> **Source records**:
----------------------------------------

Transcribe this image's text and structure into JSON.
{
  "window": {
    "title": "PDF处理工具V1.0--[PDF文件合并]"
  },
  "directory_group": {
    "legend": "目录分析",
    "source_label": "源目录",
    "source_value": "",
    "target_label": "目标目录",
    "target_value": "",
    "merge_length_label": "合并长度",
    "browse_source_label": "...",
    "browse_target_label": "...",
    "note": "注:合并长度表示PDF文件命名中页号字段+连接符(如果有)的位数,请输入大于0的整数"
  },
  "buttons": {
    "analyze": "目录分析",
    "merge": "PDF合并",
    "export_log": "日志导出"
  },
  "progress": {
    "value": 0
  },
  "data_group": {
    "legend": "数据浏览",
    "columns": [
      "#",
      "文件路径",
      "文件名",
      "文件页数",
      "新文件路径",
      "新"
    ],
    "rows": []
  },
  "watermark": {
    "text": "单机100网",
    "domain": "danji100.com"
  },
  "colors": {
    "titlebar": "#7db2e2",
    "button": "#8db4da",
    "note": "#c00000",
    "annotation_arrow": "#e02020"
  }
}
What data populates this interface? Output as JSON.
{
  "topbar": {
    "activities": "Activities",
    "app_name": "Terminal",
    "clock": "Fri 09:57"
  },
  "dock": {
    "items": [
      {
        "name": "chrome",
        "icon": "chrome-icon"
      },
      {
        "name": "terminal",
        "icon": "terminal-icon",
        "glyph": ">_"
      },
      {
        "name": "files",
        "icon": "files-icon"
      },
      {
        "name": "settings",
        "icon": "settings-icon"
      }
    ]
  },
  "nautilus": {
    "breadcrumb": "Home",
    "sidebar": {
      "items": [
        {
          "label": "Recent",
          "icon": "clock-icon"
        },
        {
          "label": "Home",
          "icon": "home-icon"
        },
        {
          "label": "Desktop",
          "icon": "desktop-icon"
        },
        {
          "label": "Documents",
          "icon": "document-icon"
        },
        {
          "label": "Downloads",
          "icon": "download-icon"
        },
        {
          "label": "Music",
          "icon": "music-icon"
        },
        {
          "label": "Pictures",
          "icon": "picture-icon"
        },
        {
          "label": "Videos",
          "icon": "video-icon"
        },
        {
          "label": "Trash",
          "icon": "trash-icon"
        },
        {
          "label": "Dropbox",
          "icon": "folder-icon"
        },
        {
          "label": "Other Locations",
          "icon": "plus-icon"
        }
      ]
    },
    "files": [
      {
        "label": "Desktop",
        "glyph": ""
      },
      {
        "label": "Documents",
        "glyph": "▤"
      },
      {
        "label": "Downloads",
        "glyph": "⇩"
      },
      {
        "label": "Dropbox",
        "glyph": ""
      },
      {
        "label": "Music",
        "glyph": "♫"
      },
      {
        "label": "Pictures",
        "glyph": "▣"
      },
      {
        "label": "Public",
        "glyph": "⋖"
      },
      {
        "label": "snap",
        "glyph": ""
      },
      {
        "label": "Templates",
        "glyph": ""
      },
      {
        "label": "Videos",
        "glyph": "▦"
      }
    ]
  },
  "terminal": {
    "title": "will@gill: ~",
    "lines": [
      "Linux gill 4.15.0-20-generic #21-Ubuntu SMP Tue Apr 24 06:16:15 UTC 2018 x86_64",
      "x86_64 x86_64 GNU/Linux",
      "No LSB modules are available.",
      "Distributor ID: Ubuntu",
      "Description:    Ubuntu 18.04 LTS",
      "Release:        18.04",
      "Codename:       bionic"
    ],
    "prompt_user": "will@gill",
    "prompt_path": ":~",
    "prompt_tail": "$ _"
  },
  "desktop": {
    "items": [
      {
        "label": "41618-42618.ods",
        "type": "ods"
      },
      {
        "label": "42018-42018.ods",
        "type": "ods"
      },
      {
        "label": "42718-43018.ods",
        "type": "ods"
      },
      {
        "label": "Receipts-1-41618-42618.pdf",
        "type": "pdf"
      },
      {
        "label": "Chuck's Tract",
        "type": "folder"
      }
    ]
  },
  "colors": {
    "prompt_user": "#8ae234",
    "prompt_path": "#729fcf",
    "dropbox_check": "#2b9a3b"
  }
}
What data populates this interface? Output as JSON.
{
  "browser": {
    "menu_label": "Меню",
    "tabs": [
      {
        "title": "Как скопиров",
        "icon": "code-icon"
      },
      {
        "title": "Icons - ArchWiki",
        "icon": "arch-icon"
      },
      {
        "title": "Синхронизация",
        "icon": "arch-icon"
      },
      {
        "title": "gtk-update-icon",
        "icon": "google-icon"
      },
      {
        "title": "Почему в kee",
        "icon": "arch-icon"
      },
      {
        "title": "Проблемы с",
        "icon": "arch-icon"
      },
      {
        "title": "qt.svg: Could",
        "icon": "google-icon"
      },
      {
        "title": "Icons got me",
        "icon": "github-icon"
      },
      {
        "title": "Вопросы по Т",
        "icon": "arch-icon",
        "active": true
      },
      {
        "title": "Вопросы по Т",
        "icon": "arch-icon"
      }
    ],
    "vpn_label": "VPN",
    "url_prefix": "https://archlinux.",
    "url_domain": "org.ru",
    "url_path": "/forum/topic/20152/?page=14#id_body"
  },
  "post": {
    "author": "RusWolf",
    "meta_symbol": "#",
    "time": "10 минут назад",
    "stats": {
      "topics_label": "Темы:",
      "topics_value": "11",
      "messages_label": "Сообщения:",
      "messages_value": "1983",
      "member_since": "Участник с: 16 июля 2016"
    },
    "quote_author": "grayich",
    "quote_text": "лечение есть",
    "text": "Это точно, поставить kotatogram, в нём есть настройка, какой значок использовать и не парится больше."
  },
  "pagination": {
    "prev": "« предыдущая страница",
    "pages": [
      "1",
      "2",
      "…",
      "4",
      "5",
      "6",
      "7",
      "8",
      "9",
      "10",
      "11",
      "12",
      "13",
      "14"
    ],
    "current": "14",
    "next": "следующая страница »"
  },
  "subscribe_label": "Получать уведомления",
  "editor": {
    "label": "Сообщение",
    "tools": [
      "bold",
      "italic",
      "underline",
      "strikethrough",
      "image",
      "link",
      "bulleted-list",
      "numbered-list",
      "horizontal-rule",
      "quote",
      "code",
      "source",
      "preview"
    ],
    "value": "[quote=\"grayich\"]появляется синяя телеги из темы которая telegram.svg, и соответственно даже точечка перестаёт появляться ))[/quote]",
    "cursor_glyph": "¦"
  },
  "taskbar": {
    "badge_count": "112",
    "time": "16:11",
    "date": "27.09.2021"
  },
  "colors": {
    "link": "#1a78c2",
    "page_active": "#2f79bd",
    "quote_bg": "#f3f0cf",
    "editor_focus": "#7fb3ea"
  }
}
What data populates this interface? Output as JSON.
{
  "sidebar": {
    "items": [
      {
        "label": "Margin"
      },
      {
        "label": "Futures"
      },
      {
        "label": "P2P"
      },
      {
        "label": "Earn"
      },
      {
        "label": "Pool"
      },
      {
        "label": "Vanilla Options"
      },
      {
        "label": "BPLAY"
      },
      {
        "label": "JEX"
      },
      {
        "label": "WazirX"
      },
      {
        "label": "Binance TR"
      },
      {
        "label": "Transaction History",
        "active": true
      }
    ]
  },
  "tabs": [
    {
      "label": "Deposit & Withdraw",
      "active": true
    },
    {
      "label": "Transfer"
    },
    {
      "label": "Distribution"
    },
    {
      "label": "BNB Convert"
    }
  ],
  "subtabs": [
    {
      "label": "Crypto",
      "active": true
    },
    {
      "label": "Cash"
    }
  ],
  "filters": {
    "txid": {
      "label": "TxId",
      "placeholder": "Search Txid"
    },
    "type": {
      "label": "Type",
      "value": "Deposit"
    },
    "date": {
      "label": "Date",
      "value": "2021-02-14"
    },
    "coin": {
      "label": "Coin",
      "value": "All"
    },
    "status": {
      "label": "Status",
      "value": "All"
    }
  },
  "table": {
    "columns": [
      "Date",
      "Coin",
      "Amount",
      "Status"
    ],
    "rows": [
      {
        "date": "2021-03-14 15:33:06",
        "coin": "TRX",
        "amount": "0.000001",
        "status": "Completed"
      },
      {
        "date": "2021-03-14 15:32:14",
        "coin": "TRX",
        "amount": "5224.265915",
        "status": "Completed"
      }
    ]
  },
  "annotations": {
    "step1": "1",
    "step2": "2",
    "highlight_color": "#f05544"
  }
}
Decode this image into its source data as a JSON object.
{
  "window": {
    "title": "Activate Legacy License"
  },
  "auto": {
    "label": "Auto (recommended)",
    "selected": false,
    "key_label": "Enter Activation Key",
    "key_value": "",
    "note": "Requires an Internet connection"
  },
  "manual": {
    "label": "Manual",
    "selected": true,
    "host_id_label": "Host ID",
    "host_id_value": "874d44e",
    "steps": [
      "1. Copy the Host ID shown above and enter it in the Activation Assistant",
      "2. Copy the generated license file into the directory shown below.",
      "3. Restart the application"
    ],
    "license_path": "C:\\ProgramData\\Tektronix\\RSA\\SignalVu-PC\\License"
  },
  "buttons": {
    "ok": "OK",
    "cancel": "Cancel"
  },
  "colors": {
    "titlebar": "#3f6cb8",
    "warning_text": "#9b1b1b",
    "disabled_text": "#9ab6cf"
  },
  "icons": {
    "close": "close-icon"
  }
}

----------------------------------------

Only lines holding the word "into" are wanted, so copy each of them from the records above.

Transcribe this image's text and structure into JSON.
Decode this image into its source data as a JSON object.
      "2. Copy the generated license file into the directory shown below.",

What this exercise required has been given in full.